Updated: Feb 4



Ehara taku toa i te toa takitahi engari he toa takitini. I come not with my own strengths but bring with me the gifts, talents, and strengths of my family, tribe, and ancestors.


Commemorating the Treaty of Waitangi


On Waitangi Day, 6th of February, we celebrate all the awesome things about our country and work to make things better and fairer between Māori and Pakeha. There are three main ideas in the Treaty of Waitangi (TOW):



Background…


The Government is committed to honouring the Crown’s commitments arising from Te Tiriti o Waitangi. It recognises both the tino rangatiratanga of Māori and the kawanatanga of the Crown in the design and delivery of the education system, and acknowledges the vital interest of whānau, hāpu, and iwi in the system’s effectiveness for Māori. The vision that underpins Te Whāriki (The New Zealand Early Childhood Curriculum document) requires “a society that recognises Māori as tangata whenua, assumes a shared obligation for protecting Māori language and culture, and ensures that Māori are able to enjoy educational success as Māori" (Te Whāriki, page 6).


What does this look like at Magic Garden?

Social Justice at Magic Garden means to speak and act with kindness, tolerance, and fairness.

Brain research findings show that children can understand love and morality well before they are three, and that they are keen social scientists, able to see and understand the complex elements of being in relationship with others. With that in mind,

  • Teachers create an engaging environment where there are abundant opportunities to practice social responsibility and empathy for different perspectives.

  • Children have the right and responsibility to choose what to do and who with, space and time to explore and develop their own ideas, and to work collaboratively together in groups.
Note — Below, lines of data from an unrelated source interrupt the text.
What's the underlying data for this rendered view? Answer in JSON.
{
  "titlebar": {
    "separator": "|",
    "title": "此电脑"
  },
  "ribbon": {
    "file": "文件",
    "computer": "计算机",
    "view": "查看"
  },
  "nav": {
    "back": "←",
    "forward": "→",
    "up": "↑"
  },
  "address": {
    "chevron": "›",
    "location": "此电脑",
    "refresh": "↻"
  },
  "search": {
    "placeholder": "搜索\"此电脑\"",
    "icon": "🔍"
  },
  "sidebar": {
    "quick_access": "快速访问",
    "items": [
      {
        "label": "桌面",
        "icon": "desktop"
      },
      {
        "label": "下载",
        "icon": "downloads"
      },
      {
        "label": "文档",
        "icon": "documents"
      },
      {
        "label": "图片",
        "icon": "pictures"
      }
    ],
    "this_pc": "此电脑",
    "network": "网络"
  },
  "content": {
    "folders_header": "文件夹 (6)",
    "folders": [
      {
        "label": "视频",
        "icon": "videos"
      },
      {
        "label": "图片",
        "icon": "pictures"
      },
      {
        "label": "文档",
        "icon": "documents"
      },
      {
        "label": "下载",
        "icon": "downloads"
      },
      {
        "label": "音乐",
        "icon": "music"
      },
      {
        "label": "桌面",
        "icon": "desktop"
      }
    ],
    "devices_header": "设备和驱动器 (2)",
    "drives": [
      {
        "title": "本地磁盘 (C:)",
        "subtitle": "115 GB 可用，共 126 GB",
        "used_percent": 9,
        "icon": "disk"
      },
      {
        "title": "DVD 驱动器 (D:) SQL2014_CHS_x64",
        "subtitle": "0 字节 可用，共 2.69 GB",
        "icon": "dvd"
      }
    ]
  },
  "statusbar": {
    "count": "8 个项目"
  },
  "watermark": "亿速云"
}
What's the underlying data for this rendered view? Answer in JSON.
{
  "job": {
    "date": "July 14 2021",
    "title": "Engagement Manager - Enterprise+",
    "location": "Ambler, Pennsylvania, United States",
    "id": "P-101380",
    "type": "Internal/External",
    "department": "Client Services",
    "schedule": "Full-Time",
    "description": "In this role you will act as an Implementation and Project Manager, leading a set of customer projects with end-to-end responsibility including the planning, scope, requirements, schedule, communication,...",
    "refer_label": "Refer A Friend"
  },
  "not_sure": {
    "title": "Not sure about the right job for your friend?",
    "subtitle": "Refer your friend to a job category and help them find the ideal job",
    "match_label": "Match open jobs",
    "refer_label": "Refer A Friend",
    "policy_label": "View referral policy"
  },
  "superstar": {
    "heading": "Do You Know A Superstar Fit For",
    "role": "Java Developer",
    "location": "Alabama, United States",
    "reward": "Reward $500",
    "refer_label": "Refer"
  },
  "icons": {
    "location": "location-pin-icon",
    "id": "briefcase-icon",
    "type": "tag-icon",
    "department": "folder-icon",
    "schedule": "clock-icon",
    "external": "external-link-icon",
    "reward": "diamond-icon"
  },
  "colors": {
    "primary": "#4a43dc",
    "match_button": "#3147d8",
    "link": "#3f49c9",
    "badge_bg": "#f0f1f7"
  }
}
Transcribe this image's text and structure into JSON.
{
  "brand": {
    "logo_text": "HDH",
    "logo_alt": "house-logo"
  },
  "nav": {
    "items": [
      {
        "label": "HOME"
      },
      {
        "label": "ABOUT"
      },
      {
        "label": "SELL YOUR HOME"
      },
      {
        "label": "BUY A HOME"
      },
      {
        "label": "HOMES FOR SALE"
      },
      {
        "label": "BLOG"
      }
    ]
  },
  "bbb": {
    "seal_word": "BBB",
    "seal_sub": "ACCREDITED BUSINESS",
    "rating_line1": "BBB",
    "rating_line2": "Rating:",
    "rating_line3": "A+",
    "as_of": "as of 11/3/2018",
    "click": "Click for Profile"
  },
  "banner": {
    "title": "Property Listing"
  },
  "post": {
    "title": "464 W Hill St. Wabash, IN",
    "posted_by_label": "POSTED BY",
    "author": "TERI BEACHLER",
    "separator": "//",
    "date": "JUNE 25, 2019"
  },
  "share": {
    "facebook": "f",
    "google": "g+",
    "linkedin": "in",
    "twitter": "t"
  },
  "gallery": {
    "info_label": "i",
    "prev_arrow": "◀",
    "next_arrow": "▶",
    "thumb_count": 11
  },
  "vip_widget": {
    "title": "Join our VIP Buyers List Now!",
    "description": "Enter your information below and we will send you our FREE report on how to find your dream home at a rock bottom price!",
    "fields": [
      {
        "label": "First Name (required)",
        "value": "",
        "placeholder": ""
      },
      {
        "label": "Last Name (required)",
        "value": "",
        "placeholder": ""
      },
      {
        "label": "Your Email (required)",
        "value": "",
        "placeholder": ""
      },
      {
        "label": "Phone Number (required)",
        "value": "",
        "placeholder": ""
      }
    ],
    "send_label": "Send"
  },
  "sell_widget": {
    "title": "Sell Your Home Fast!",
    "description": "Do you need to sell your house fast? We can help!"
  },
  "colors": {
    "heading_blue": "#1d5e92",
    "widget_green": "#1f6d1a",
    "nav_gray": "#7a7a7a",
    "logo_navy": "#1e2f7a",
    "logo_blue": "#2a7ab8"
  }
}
  • Adults support and coach children to be aware of their rights and learn to advocate for themselves and the rights of others.

  • Documentation is used in a way that allows children to see their own and others’ abilities in the world. Specifically, showing photos, books and stories of their positive social interactions grows children’s abilities to connect, which in turn builds their confidence and sense of belonging.


How do the Treaty of Waitangi principles come to life at Magic Garden...

Children in the Over Three Room worked together with their teachers to create their own Treaty covering


We do this by...
We show this by...

By supporting children with our Centre Treaty values we are providing an environment where children are:

  • Managing themselves and expressing their feelings and needs – te whakahua whakaaro.

  • Taking part in caring for this place – te manaaki i te taiao.

  • Understanding how things work here and adapting to change – te mārama ki te āhua o ngā whakahaere me te mōhio ki te panoni.

  • Showing respect for kaupapa, rules and the rights of others – te mahi whakaute.

  • Treating others fairly and including them in play – te ngākau makuru.

  • Using a range of strategies and skills to play and learn with others – te ngākau aroha.

  • Using a range of strategies for reasoning and problem solving – te hīraurau hopanga.

(Ministry of Education, 2017)